Excerpts from a dataset
-.-.-

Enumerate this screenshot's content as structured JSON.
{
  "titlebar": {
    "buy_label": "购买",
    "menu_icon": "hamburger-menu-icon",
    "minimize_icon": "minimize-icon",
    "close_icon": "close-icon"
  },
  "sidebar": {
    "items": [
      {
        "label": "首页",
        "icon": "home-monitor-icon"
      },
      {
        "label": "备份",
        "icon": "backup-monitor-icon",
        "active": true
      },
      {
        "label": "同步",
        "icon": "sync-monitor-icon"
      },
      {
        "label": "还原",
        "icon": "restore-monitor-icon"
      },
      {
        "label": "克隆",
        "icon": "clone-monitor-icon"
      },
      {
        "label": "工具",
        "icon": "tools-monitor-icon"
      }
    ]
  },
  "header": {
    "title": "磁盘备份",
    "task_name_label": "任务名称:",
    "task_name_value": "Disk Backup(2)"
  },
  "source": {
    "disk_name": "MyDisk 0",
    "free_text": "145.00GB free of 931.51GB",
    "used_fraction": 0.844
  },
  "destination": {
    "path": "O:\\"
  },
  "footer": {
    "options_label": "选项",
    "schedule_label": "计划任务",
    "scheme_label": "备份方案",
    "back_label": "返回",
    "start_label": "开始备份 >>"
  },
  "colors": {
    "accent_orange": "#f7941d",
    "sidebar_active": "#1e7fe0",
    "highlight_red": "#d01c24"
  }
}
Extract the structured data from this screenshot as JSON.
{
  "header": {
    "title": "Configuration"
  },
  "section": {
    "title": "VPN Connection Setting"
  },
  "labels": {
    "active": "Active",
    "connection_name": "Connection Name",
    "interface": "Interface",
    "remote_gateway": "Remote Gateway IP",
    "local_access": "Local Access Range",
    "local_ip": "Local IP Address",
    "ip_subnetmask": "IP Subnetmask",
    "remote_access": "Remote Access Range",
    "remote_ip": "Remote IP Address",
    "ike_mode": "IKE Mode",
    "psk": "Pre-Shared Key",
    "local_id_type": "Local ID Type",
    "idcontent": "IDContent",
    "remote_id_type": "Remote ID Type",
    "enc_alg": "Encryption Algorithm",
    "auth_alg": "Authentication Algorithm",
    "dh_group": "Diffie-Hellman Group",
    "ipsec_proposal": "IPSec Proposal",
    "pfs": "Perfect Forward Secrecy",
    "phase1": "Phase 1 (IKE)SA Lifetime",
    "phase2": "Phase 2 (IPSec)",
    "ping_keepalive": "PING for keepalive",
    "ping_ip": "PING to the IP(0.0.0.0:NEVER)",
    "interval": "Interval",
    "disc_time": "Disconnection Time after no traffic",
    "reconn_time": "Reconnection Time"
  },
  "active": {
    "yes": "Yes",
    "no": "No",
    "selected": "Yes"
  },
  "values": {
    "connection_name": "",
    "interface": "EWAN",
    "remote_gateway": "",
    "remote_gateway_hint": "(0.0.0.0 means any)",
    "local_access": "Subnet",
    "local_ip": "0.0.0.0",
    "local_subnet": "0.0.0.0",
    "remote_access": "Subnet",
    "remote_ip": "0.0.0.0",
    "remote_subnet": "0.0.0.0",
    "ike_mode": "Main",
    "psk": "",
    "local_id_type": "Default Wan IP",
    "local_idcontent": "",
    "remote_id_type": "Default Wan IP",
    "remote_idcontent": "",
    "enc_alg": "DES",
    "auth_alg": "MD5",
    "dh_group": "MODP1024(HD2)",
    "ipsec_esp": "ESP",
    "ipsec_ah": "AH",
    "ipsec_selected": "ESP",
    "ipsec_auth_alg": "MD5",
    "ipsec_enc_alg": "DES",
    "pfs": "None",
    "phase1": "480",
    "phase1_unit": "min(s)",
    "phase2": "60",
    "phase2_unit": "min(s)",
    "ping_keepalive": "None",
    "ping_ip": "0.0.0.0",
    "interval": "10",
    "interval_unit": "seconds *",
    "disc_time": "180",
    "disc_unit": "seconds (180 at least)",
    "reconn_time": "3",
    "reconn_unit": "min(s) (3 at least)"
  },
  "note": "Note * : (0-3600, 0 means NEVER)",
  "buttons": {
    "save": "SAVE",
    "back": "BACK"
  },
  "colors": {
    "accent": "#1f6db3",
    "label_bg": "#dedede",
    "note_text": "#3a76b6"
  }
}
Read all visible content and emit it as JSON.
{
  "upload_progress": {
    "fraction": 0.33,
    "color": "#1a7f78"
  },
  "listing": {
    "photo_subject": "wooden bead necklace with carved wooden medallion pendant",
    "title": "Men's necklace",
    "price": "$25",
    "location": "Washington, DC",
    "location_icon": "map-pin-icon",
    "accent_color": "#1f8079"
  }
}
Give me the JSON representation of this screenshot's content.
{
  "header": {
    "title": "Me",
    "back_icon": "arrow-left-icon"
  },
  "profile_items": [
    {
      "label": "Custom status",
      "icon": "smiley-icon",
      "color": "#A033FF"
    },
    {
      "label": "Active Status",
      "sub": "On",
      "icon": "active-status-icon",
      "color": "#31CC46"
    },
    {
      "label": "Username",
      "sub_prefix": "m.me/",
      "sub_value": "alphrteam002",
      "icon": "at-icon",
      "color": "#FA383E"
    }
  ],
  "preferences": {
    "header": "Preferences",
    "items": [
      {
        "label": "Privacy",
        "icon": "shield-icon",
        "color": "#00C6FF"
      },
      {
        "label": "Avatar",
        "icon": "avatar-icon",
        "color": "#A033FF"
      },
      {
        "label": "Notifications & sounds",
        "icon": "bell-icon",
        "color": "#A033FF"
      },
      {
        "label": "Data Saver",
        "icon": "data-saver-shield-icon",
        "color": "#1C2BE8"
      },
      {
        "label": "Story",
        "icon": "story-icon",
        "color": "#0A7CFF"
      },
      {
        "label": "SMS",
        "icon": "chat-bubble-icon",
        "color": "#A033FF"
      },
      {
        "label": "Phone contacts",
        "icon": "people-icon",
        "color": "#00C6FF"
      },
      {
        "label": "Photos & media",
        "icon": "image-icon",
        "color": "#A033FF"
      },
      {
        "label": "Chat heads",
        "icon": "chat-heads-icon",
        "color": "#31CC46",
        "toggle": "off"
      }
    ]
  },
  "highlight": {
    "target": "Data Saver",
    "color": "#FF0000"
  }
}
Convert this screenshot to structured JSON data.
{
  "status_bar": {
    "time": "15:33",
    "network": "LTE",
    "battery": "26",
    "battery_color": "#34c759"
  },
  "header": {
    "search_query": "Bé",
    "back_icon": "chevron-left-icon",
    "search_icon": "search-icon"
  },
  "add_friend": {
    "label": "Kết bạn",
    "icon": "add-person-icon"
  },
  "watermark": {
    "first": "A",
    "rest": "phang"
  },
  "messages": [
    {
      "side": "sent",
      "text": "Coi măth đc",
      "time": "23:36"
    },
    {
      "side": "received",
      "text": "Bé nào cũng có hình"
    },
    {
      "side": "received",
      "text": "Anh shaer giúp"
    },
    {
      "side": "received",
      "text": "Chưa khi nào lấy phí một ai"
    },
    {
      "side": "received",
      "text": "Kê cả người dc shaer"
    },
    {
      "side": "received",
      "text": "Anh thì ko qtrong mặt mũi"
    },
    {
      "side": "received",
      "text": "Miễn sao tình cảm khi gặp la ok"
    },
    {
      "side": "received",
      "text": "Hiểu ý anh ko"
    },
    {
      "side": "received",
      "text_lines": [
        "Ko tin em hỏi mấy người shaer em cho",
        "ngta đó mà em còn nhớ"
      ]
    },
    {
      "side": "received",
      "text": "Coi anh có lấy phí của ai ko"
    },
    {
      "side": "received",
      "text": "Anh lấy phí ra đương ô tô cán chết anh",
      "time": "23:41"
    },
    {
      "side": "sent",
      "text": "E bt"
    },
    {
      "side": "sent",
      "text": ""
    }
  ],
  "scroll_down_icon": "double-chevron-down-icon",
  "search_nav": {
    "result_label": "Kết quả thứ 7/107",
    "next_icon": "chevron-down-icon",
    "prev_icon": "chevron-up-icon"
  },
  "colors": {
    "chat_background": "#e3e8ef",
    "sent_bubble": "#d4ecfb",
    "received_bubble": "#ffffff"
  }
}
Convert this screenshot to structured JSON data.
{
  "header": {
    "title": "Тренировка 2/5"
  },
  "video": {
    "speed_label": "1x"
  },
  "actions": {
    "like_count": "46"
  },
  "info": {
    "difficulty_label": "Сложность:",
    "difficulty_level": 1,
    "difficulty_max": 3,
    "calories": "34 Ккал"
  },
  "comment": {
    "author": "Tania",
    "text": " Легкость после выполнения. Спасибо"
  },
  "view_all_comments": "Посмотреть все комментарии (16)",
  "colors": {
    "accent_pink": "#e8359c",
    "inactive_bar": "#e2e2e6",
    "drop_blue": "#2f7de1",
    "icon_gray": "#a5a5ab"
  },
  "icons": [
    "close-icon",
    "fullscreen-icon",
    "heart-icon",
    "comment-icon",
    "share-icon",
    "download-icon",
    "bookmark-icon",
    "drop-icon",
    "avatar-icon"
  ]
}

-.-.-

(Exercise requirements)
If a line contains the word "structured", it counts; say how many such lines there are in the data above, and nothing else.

(Answer for the task)
4